Most camp food is terrible or the opposite of Primal. Or both.
It’s either an expensive REI tetrapak full of wheat flour, dehydrated “meat,” and desiccated Crisco, a Dough Boy, or the entirely overrated s’more. I’ll get flak for that last one, but I don’t care. S’mores rarely live up to the hype past age 12.
Just because you’re living out of a tent doesn’t mean you have to settle for terrible, unhealthy, unappetizing food. If anything, you should be eating healthier when you camp. It feels corrosive to defile the sanctity and purity of the wild with processed junk food wrapped in plastic. You generate all this trash. Whole, Primal foods taste even better when you camp; packaged garbage somehow tastes even worse.
We’re in the last few days of the 21-Day Challenge now…. Successes so far? Stumbling blocks along the way? Lingering ideas/questions coming to the fore? I’ll be announcing winners to the contests throughout the rest of this week, and tomorrow you’ll all be voting on the best Grok Pose of 2018.

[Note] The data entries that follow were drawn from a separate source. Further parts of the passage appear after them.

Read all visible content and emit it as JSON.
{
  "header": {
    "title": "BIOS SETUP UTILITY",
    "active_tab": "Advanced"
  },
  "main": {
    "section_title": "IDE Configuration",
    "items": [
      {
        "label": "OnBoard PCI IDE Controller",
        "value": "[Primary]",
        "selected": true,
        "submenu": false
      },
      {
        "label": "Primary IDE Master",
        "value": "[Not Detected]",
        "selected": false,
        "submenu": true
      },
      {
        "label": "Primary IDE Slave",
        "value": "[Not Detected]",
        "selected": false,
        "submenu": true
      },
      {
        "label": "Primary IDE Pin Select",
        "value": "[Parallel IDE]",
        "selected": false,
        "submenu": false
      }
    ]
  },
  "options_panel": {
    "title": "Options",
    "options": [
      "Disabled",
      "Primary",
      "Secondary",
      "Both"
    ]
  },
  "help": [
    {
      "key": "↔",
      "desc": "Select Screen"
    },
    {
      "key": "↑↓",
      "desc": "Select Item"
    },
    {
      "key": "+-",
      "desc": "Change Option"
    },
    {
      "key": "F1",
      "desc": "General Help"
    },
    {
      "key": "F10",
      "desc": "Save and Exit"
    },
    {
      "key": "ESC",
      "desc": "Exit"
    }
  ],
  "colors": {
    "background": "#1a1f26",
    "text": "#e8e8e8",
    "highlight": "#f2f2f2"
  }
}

But for today, we’re kicking back and focusing just on R&R. A few of the staff volunteered to share their favorite ways to recharge. The Primal Blueprint isn’t a diet after all. It’s a full lifestyle—a path to living awesome, and rest and relaxation are critical parts of that endeavor. Grok excelled in this area in fact. How are your relaxation routines working for you these days? Hope you find some inspiration this morning, everyone. Wishing you well.
Even after I fixed my diet, ditched the chronic cardio, and cleaned up my overall lifestyle to be more in line with our evolutionary upbringing, one big problem remained: my response to stress.
This had always been an issue for me. Part of it was that I kept a full plate at all times. Whether it was my training load, my businesses, my overall type A personality, stress was simply unavoidable, I thought.
How did I approach the situation and manage my stress differently over time?
On June 23rd, the world changes. Every RV, Subaru Outback, and pickup truck in every neighborhood across the country disappears from city limits. Expect the swoosh of fiberglass poles sliding through tent fabric to resound across the land and millions of campfires to produce enough smoke to block out the sun. Molted marshmallow flows will destroy hundreds of homes, and millions of fathers sitting on Doug fir rounds by the fire will tell so many ghost stories that they summon actual phantoms from the spirit world. The nation’s circadian rhythms will get a hard reset back to the superior factory settings, thanks to avoidance of artificial light after dark. Or so we could hope….
We’re almost halfway through the year. History is accelerating. New advances, technology, scientific findings, and social changes are occurring faster than ever before. There’s never any time like the present, but these days it feels like the present is slipping away at an exponential rate. This is no time to be resting on your laurels, biding your time, or waiting to see what happens. It’s time to act. It’s time to make the changes you’ve been mulling over, the ones you know in your heart are the right moves to make.
To help you on your way, I’ve put together a 30-day action plan for the month of June. No one has to follow this to the letter, or even at all, but use it as a template or inspiration. Wake up on June 12 swelling with energy and unsure how to direct it? Check out the action plan. Feeling a bit lazy on June 19? See what the action plan recommends; it may resonate.
Let’s get right to it:
I can’t complain about my existence in modern culture. My life is great. I have a loving family. My kids are happy and successful. My wife is a friend and lover and confidante and partner. Business is good and interesting. I care about what I’m doing. Every day is meaningful—and unburdened by concerns around mental well-being. Depression isn’t an issue for me.
But it’s not the case for everyone. The numbers don’t lie. Depression rates are climbing. Antidepressants are among the most common drug prescriptions, even among children. And because it can be embarrassing to admit you’re depressed—like there’s “something wrong” with you if you say as much—many people with depression never seek help, so the real numbers could be even higher. Depression isn’t new of course. The ancients knew it as “melancholia,” or possession by malevolent spirits. But all evidence suggests that depression is more prevalent than ever before.
What’s going on?